We’re kicking off National Cybersecurity Awareness Month with a list of the top ten misconceptions surrounding cybersecurity. How cyber aware are you?
1. My data (or data I have access to) isn’t valuable.
All data is valuable. Do an assessment of the data you create, collect, store, access and transmit. Classify it by sensitivity level and ensure there are measures in place to secure it. Click here to review Microsoft’s Data Classification Guide.
2. Cybersecurity is a technology issue.
Cybersecurity is about people, process, AND technology. Employee training, clearly defined processes and policies, and adequate technology infrastructure are all critical in a layered security model.
3. Cybersecurity requires a huge financial investment.
Many efforts to protect your data require little or no financial investment. Create and institute cybersecurity policies, restrict administrative privileges, enable multi-factor authentication, and train employees to spot phishing emails. Interested in more information on staff training? Contact us today!
4. Outsourcing to a vendor eliminates your liability during a cyber incident.
You have a legal and ethical responsibility to protect sensitive data. Review vendor policies and sharing agreements and have a lawyer review them when necessary. Not sure what to include in your Vendor Security Policy? Here are some starting points.
5. Cyber breaches are covered by general liability insurance.
Many standard insurance policies do not cover cyber incidents or data breaches. Speak with your insurance representatives to review your existing coverage and confirm it meets your organizational needs.
6. Cyber attacks always come from external actors.
False. Identify potential cybersecurity threats that could come from within your organization and develop strategies to mitigate those risks.
7. Younger people are better at cybersecurity than others.
Age is not directly correlated to better cybersecurity practices. Before giving someone responsibility to manage your social media, website, or network, discuss your expectations and their cybersecurity knowledge.
8. Compliance with industry standards is sufficient for a security strategy.
Complying with industry standards alone does not equate to a robust security strategy for an organization. Use a verified framework, such as the NIST Cybersecurity Framework, to manage and mitigate your risk.
9. Physical security is not as important as digital security.
Do not discount the importance of physical security. Develop strategies and policies that relate to your organization’s unique physical security demands. Who can access what, and where?

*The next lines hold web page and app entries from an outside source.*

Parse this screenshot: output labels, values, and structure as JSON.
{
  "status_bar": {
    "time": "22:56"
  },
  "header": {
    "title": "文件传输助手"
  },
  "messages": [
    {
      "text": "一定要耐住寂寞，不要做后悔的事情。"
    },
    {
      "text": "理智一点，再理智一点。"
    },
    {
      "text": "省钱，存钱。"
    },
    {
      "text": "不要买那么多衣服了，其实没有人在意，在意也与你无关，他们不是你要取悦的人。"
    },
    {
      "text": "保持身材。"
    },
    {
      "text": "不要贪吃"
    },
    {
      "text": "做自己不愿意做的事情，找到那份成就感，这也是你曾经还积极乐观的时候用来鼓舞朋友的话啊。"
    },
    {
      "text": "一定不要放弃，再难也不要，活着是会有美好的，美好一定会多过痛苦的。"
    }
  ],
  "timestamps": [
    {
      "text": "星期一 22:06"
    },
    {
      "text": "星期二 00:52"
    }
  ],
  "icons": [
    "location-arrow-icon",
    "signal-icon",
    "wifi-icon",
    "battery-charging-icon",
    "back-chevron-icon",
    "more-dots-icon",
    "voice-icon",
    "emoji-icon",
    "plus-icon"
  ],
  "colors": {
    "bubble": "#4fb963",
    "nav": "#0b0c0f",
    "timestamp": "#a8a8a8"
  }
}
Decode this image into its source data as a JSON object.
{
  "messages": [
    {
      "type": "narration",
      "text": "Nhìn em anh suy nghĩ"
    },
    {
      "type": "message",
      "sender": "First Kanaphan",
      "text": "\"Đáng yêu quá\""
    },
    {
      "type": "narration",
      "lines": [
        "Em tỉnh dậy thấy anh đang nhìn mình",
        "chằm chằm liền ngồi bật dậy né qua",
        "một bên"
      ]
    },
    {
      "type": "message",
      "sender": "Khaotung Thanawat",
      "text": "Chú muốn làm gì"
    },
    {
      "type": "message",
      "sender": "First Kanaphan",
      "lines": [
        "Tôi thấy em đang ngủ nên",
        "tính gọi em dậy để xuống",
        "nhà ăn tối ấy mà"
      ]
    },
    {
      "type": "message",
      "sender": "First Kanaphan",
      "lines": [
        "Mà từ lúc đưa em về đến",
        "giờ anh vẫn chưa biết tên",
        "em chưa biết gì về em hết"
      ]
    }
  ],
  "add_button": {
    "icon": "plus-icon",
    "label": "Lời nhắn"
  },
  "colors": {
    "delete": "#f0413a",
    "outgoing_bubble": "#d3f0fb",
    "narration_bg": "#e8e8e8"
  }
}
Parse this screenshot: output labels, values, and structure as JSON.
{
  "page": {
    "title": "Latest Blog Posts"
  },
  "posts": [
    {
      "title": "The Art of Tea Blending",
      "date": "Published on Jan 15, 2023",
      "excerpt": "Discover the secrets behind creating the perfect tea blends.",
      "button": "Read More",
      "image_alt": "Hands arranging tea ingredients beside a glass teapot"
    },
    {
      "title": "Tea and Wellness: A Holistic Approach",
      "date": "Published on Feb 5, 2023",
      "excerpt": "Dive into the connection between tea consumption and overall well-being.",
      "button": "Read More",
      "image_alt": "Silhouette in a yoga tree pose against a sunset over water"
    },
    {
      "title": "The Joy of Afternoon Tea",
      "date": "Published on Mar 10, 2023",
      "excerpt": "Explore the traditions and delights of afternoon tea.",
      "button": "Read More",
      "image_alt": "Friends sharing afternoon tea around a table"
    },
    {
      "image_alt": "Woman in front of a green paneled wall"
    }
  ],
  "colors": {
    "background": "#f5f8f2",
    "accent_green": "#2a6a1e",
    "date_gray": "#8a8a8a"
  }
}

10. New devices and software programs are secure when I buy them.
Just because something is new, does not mean it is secure. Verify that the operating software is up to date, change the default manufacturer’s password, and configure the privacy settings prior to use.